● **What to produce**:
Identify all lines in the data containing the string "description". Copy them out.

--- START ---

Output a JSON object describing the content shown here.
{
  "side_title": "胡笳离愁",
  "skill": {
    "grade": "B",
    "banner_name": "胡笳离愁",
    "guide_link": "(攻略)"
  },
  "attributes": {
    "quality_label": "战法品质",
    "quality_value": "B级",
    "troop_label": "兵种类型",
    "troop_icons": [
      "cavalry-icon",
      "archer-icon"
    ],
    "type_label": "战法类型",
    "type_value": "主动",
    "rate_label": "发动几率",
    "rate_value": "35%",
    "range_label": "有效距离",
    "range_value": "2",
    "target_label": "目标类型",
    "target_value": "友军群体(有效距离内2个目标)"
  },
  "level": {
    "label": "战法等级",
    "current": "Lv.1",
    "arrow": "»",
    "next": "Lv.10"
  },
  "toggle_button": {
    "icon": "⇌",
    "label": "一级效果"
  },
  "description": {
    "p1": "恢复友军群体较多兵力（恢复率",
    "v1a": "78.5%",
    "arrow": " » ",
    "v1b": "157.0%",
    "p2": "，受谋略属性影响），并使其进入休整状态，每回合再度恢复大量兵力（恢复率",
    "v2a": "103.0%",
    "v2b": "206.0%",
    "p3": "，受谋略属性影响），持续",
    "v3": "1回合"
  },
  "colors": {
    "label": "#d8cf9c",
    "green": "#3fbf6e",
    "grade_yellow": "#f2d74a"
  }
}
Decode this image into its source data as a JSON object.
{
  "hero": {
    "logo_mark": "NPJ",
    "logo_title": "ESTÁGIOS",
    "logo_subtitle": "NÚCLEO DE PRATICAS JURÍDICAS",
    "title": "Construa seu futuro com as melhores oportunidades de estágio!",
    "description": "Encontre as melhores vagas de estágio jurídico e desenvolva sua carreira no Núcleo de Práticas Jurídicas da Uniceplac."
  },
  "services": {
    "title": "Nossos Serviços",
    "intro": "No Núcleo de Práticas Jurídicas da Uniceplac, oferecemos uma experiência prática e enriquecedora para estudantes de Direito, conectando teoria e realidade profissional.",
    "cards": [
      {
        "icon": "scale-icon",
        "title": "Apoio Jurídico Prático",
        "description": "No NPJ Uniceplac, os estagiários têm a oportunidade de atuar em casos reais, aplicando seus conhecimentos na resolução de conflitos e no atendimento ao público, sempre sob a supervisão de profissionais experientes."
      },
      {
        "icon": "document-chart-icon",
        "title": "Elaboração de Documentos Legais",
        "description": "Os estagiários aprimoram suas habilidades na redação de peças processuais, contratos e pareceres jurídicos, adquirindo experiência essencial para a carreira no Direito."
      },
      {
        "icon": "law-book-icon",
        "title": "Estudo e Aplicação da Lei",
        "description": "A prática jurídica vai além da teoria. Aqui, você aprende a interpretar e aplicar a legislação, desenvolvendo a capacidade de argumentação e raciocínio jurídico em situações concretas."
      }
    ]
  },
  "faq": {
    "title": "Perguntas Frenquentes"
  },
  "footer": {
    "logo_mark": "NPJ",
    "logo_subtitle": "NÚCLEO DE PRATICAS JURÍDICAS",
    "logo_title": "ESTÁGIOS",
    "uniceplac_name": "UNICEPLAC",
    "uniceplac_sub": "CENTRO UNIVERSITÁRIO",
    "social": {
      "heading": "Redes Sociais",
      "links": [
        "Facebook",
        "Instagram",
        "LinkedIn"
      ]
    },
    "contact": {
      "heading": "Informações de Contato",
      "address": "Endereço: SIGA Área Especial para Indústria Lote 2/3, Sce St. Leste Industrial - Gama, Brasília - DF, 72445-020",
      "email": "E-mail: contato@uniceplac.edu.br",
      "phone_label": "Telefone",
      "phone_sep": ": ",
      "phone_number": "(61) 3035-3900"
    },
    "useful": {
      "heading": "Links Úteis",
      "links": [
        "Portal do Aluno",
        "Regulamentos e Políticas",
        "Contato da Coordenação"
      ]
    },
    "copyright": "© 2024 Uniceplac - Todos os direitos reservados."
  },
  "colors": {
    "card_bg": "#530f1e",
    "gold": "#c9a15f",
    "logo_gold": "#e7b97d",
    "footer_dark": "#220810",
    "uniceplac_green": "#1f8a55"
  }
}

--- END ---

● **Output for this exercise**:
  "description": {
    "description": "Encontre as melhores vagas de estágio jurídico e desenvolva sua carreira no Núcleo de Práticas Jurídicas da Uniceplac."
        "description": "No NPJ Uniceplac, os estagiários têm a oportunidade de atuar em casos reais, aplicando seus conhecimentos na resolução de conflitos e no atendimento ao público, sempre sob a supervisão de profissionais experientes."
        "description": "Os estagiários aprimoram suas habilidades na redação de peças processuais, contratos e pareceres jurídicos, adquirindo experiência essencial para a carreira no Direito."
        "description": "A prática jurídica vai além da teoria. Aqui, você aprende a interpretar e aplicar a legislação, desenvolvendo a capacidade de argumentação e raciocínio jurídico em situações concretas."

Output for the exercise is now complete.